The British Humanist Association leads the national campaign against state-funded ‘faith’ schools, and employs the only dedicated campaigner – Richy Thompson – working on this and related issues such as RE, sex education, creationism and Collective Worship. We’re currently fundraising for our campaigner’s salary, so that we can continue to employ him for another year. Please donate today at http://www.justgiving.com/nofaithschools
We wanted to share with you an email Richy received this past year, highlighting the importance of what Richy does. This mother, as with many others, contacted us about Collective Worship. Currently, every single state school is legally required to have a daily act of collective worship. If the school is not a ‘faith’ school, this must be Christian in character. Here’s what the mother told Richy:
After researching and thinking it over for several years, I informed the Head of my children’s school that I was removing them from collective worship. She said she completely understood and agreed to it. She then went on to ask what religion I was – ‘Is it Christian Science, or something like that?’ I had mentioned in the past that I am a scientist. I replied, ‘No. I am an atheist.’ She appeared a little put out.
At the end of year service, not attended by my children, the school handed out certificates for completion of their first year at school. My daughter was supposed to get hers later at the class picnic. That evening she burst into tears and said that as she had not gone to the service, she did not get her certificate. My daughter is 5 years old. It was then the summer holidays so I had no way of complaining and thought I would see if the next year started well; it could have been an innocent over sight. It is now 3 days into the start of the school year and my children have just told me that they are still going to assembly every day.

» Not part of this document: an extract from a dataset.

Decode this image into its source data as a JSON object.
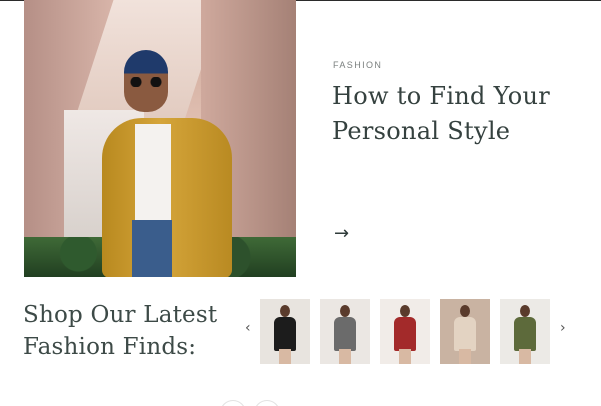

Do you have any suggestions as to where I go from here? I do not want an ugly confrontation at school but I also believe that if I was the follower of ANY religion, that this would not be happening to me; I would be protected by law. As I am without a religion, I do not seem to have any rights over my children’s spiritual well being.
This is clearly a very distressing situation, and highlights a common issue with Collective Worship: that opt-outs are inadequate because the child typically has to sit out in the hallway or alone in the library, singled out from their peers, and misses out on school notices or other inclusive aspects such as certificates.
The alternative – not opting out – can all too often be just as bad. Last year, for example, we highlighted a teacher telling an eight-year-old he is a Christian because he celebrates Christmas; the common issue of an evangelical group proselytising in a school; and a girl being traumatised by Collective Worship due to age-inappropriate tales of a god who killed first born children, turned rivers into blood and murdered millions in floods – ultimately being unable to sleep at night.
We need to reform this law, and replace the current legislation with the requirement to hold assemblies inclusive to all children, regardless of religion or belief. This is something we have been working hard on, and we have real plans to develop a wider campaign around this issue, drawing in broader support for reform.
But this requires your support, so that we can continue to employ Richy so that he can work on this issue. Please donate to his salary at http://www.justgiving.com/nofaithschools